Task objective: Return the whole of the data exactly.

**********

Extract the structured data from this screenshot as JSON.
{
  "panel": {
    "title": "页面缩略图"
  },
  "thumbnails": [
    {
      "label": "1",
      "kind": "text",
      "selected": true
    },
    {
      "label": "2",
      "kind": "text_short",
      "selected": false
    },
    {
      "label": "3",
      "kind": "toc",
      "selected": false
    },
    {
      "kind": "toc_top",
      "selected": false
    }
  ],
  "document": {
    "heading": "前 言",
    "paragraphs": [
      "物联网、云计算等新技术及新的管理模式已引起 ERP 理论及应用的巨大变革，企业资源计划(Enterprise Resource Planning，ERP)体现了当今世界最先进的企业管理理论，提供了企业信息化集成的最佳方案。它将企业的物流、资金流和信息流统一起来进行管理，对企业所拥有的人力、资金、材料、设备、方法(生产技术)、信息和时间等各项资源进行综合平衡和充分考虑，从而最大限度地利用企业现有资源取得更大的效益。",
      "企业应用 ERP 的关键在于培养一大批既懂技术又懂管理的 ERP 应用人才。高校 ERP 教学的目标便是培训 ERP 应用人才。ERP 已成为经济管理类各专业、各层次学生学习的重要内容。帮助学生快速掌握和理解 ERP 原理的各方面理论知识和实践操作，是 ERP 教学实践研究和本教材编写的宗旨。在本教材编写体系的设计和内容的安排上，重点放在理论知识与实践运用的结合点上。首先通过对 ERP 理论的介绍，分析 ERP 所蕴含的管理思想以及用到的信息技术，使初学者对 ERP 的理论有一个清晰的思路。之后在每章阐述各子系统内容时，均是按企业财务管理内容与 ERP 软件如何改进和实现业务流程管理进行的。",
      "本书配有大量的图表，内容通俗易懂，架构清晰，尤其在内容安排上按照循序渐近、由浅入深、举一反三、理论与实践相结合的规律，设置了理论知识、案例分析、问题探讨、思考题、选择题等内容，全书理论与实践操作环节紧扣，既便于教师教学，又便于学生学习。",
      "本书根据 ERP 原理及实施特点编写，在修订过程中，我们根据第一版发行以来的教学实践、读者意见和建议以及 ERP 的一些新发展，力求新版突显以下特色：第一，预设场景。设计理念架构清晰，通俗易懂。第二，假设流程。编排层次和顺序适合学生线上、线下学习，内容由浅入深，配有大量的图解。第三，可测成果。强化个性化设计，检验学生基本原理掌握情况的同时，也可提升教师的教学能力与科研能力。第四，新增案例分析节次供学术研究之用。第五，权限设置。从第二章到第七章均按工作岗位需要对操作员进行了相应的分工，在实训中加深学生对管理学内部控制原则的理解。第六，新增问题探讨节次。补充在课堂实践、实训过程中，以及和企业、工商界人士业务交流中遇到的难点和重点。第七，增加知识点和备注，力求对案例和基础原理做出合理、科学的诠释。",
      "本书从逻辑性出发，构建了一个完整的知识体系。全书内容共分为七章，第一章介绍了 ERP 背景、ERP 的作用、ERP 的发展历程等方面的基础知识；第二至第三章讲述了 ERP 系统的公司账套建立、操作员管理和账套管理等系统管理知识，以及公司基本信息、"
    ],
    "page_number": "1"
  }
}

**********

Exercise response:
Extract the structured data from this screenshot as JSON.
{
  "panel": {
    "title": "页面缩略图"
  },
  "thumbnails": [
    {
      "label": "1",
      "kind": "text",
      "selected": true
    },
    {
      "label": "2",
      "kind": "text_short",
      "selected": false
    },
    {
      "label": "3",
      "kind": "toc",
      "selected": false
    },
    {
      "kind": "toc_top",
      "selected": false
    }
  ],
  "document": {
    "heading": "前 言",
    "paragraphs": [
      "物联网、云计算等新技术及新的管理模式已引起 ERP 理论及应用的巨大变革，企业资源计划(Enterprise Resource Planning，ERP)体现了当今世界最先进的企业管理理论，提供了企业信息化集成的最佳方案。它将企业的物流、资金流和信息流统一起来进行管理，对企业所拥有的人力、资金、材料、设备、方法(生产技术)、信息和时间等各项资源进行综合平衡和充分考虑，从而最大限度地利用企业现有资源取得更大的效益。",
      "企业应用 ERP 的关键在于培养一大批既懂技术又懂管理的 ERP 应用人才。高校 ERP 教学的目标便是培训 ERP 应用人才。ERP 已成为经济管理类各专业、各层次学生学习的重要内容。帮助学生快速掌握和理解 ERP 原理的各方面理论知识和实践操作，是 ERP 教学实践研究和本教材编写的宗旨。在本教材编写体系的设计和内容的安排上，重点放在理论知识与实践运用的结合点上。首先通过对 ERP 理论的介绍，分析 ERP 所蕴含的管理思想以及用到的信息技术，使初学者对 ERP 的理论有一个清晰的思路。之后在每章阐述各子系统内容时，均是按企业财务管理内容与 ERP 软件如何改进和实现业务流程管理进行的。",
      "本书配有大量的图表，内容通俗易懂，架构清晰，尤其在内容安排上按照循序渐近、由浅入深、举一反三、理论与实践相结合的规律，设置了理论知识、案例分析、问题探讨、思考题、选择题等内容，全书理论与实践操作环节紧扣，既便于教师教学，又便于学生学习。",
      "本书根据 ERP 原理及实施特点编写，在修订过程中，我们根据第一版发行以来的教学实践、读者意见和建议以及 ERP 的一些新发展，力求新版突显以下特色：第一，预设场景。设计理念架构清晰，通俗易懂。第二，假设流程。编排层次和顺序适合学生线上、线下学习，内容由浅入深，配有大量的图解。第三，可测成果。强化个性化设计，检验学生基本原理掌握情况的同时，也可提升教师的教学能力与科研能力。第四，新增案例分析节次供学术研究之用。第五，权限设置。从第二章到第七章均按工作岗位需要对操作员进行了相应的分工，在实训中加深学生对管理学内部控制原则的理解。第六，新增问题探讨节次。补充在课堂实践、实训过程中，以及和企业、工商界人士业务交流中遇到的难点和重点。第七，增加知识点和备注，力求对案例和基础原理做出合理、科学的诠释。",
      "本书从逻辑性出发，构建了一个完整的知识体系。全书内容共分为七章，第一章介绍了 ERP 背景、ERP 的作用、ERP 的发展历程等方面的基础知识；第二至第三章讲述了 ERP 系统的公司账套建立、操作员管理和账套管理等系统管理知识，以及公司基本信息、"
    ],
    "page_number": "1"
  }
}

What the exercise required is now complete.